Now here’s the thing.  Every single greeting in Paul’s 13 letters has the identical combination of GOD and LORD. The Apostle Peter uses the exact same words to describe the Lord God in a new covenant way in his two letters. For the Apostles, when they refer to ‘God’, they always mean God the Father. In the same way, when they refer to ‘The Lord’, they expect us to know that they are speaking of Jesus Christ! Even then, what surprises me as much as anything is that I can count on my ten fingers the number of times Paul and Peter between them refer just to ‘Jesus’ as a stand alone name.

Allow me to give you an example. In the letter to Rome how does Paul the Apostle refer to the one who was born in Bethlehem, raised in Nazareth, had a ministry for 3 years around Judea and Galilee, and who was crucified in Jerusalem? Here are some figures:
·        32 times he refers to him as CHRIST.
·        5 times he refers to him as LORD JESUS.
·        7 times he refers to him as LORD.
·        19 times he refers to him as JESUS CHRIST.
·        10 times he refers to him as LORD JESUS CHRIST.
·        Only once does he use the name of JESUS on its own, and even then CHRIST JESUS is in the same sentence!

You will find the same thing in all the letters. Even James, his own half-brother, does not call him simply Jesus. He names him thus: “…you hold the faith of our Lord Jesus Christ, the Lord of Glory.” Having discovered this about the Apostles I keep asking myself what we have lost in our lazy ‘Jesus this… Jesus that’, dumbed-down naming of the Saviour.

What changes if we use Jesus Christ’s full names and titles? Here are some thoughts and suggestions:
  • We recover a sense of respectful awe, of the holy and sacred, in our relationship with him.
  • We acknowledge and confess that he is merciful and forgiving.
  • We live with increased awareness of his Lordship over our lives. He may call us friends in a Kingdom sense, but we cannot claim him as an Aussie sort of mate.
  • Our faith is confessed in our use of those names and titles.
  • The Good News is carried in the way we name our Lord, and the proper ‘offence of the Gospel’ is carried in those names and titles.
  • The spiritual powers of darkness are confronted and assaulted every time we call on the name of the Lord Jesus Christ in faith. “…every knee must bow… and every tongue confess that Jesus Christ is Lord, to the glory of God the Father. (Phillipians 2)
  • We retain our conviction and knowing that “In the beginning was the Word and the Word was with God and the Word was God.”
  • And good old Martin Luther: “I believe that Jesus Christ, true God, Son of the Father, and true man, born of the virgin Mary, is my LORD!”

What I have tried to do here is get you thinking about your Lord Jesus the Christ, and about God your Father, and how you and I represent him in the community of faith and in the world. And it might change the way we formulate our prayers!

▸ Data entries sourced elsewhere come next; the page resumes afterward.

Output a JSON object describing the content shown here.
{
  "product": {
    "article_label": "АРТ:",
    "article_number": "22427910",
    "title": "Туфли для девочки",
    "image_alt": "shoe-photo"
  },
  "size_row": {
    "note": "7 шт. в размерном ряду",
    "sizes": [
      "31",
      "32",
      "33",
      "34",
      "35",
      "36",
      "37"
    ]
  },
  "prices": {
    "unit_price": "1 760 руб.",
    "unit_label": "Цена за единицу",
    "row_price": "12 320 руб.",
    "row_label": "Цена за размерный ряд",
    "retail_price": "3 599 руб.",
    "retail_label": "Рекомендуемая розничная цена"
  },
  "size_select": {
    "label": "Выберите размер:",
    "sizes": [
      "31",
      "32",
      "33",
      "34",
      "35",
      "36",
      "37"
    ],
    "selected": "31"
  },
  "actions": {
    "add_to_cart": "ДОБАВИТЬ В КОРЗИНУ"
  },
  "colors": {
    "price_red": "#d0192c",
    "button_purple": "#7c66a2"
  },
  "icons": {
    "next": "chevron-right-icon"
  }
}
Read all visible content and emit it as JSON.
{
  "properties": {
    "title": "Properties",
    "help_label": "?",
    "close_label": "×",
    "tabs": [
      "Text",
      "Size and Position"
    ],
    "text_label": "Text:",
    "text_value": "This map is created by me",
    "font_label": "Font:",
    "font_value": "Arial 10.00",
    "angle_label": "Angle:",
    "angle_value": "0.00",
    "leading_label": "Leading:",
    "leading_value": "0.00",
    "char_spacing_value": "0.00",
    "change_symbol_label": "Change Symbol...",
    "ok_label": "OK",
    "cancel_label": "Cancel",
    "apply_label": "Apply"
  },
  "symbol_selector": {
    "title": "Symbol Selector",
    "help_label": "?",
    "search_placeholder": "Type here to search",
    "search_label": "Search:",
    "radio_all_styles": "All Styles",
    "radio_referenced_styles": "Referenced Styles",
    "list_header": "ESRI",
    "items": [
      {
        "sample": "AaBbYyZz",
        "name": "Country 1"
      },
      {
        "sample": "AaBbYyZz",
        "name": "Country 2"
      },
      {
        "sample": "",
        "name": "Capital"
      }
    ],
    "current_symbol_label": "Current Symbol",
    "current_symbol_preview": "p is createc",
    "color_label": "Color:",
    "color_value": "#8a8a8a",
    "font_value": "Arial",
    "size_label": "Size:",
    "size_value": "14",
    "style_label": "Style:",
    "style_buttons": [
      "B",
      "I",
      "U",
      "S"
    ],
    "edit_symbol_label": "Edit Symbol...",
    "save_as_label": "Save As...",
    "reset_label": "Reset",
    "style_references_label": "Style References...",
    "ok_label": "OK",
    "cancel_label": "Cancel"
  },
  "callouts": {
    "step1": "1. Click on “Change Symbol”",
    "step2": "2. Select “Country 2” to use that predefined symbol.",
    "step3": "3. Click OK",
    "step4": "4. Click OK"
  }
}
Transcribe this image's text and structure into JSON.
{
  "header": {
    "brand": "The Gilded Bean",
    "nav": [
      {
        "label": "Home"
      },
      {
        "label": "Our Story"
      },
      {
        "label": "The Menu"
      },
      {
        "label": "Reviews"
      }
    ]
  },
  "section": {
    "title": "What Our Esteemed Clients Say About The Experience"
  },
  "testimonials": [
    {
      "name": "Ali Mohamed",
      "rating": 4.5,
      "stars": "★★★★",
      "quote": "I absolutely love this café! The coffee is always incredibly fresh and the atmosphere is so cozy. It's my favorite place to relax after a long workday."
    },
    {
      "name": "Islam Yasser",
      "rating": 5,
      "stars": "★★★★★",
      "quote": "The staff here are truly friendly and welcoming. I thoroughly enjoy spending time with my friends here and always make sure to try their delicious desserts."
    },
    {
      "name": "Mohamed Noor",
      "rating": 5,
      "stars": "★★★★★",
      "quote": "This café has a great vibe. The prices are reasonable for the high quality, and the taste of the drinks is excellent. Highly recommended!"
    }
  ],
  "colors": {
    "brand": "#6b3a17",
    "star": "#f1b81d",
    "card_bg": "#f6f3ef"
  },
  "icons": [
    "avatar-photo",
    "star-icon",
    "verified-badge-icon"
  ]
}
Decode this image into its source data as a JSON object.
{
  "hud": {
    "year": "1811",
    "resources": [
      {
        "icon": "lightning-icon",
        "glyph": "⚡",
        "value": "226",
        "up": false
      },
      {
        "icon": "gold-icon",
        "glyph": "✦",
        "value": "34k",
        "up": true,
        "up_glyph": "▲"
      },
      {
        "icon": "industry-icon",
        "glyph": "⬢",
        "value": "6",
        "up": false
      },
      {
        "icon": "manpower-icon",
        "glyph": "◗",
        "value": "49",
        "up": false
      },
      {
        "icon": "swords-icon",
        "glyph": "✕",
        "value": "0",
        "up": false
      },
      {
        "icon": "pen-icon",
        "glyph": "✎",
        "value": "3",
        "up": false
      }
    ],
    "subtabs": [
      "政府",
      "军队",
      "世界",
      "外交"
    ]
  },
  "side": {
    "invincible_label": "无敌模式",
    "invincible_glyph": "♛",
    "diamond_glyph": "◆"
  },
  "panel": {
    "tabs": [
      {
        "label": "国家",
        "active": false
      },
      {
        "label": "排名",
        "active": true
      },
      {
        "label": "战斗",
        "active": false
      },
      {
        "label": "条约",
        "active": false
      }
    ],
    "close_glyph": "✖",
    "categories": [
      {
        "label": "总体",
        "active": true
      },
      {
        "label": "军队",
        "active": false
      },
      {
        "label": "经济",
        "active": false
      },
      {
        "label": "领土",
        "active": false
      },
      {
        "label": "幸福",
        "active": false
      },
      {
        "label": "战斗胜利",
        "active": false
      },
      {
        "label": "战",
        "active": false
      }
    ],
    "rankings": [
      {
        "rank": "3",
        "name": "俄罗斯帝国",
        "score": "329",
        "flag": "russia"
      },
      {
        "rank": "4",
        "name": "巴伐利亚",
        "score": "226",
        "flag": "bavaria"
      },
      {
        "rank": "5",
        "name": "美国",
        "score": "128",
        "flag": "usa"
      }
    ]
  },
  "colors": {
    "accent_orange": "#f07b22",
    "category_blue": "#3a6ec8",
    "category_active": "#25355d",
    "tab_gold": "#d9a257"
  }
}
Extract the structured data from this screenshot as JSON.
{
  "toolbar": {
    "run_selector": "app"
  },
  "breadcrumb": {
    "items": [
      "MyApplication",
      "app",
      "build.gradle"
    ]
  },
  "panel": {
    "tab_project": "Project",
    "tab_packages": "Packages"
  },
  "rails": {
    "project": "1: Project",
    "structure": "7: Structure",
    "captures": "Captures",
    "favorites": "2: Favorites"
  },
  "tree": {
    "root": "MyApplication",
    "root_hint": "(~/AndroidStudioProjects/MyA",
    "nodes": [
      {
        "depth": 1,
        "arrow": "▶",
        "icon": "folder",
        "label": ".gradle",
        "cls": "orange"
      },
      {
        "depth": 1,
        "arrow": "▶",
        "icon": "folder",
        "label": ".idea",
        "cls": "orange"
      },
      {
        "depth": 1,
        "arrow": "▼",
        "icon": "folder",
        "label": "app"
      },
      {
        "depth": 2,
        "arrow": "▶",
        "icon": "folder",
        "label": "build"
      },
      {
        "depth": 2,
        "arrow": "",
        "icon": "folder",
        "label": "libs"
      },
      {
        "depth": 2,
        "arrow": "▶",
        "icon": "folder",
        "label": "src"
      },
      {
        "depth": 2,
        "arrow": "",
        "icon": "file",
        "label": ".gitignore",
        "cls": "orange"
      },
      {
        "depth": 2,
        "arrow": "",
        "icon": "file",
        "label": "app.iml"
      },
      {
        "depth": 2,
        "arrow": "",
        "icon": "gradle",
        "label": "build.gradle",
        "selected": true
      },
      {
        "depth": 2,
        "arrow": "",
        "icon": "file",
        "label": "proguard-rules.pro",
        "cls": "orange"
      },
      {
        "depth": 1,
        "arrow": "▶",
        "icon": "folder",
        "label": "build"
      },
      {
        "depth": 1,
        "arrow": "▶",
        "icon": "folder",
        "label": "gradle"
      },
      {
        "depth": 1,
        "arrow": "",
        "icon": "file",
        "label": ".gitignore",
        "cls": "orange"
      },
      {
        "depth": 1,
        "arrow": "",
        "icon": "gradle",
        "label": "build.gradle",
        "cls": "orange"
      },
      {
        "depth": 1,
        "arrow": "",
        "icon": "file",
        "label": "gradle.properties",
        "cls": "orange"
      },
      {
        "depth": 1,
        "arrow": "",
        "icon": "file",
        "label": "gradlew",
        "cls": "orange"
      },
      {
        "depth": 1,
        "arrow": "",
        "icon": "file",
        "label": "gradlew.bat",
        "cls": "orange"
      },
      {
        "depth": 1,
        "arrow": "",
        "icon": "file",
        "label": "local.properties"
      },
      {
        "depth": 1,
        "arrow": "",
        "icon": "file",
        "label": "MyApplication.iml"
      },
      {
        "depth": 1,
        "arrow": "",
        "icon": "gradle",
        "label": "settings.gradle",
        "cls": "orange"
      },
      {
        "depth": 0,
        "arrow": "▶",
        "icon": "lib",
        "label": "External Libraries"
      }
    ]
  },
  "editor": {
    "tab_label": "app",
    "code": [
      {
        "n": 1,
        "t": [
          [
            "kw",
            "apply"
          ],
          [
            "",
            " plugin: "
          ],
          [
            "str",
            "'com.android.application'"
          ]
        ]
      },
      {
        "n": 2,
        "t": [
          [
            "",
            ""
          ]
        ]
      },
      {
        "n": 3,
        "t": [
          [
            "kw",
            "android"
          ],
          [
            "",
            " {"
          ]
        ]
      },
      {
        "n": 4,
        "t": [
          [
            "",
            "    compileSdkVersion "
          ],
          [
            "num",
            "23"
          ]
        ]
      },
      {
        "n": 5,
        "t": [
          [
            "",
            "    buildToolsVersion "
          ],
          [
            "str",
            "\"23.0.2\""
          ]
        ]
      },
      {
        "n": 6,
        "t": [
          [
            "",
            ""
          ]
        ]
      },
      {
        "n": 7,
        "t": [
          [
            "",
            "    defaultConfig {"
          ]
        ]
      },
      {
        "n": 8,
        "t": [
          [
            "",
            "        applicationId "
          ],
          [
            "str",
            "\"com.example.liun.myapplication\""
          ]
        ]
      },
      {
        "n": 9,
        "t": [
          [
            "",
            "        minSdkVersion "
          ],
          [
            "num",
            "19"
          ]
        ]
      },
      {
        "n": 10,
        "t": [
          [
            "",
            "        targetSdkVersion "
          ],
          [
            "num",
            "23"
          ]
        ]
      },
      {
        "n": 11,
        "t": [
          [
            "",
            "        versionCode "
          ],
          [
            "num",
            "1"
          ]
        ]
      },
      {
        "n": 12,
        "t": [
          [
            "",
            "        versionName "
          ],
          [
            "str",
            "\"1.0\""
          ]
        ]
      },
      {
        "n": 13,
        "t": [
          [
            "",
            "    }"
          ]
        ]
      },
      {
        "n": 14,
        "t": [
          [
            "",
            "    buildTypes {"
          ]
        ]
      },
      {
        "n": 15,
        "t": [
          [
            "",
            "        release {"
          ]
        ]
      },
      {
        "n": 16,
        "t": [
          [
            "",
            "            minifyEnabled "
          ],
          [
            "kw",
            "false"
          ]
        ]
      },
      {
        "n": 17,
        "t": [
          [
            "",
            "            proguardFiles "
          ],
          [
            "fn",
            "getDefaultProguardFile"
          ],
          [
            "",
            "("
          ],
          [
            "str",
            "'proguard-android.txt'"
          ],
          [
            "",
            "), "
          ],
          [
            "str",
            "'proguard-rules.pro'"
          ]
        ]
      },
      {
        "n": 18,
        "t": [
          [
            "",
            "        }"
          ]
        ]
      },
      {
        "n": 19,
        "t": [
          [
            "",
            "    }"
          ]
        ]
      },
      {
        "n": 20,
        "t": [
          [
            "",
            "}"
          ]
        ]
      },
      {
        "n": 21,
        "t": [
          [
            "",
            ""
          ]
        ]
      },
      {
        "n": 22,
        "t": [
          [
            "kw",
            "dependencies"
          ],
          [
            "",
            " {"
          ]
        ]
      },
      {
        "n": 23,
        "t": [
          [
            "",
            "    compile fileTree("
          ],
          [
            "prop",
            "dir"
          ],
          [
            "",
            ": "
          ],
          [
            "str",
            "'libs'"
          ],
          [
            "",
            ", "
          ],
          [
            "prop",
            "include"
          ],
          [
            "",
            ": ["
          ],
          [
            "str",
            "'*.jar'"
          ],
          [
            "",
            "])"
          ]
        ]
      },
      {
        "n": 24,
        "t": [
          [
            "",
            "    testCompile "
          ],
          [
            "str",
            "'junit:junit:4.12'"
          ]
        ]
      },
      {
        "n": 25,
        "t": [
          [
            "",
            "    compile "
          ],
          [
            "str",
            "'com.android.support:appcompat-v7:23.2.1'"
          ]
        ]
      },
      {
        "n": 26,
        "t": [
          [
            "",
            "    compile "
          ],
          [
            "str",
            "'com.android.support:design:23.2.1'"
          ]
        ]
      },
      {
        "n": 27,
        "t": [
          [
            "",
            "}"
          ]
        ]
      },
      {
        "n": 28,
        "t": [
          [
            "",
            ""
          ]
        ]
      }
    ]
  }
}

PS  When we sing hymns and songs which do not clearly confess our Lord and God it drives me nuts. It’s even worse when the hymns and songs don’t name him at all! It might all sound holy and pious but it’s soppy religious guff, and it can only leave us empty!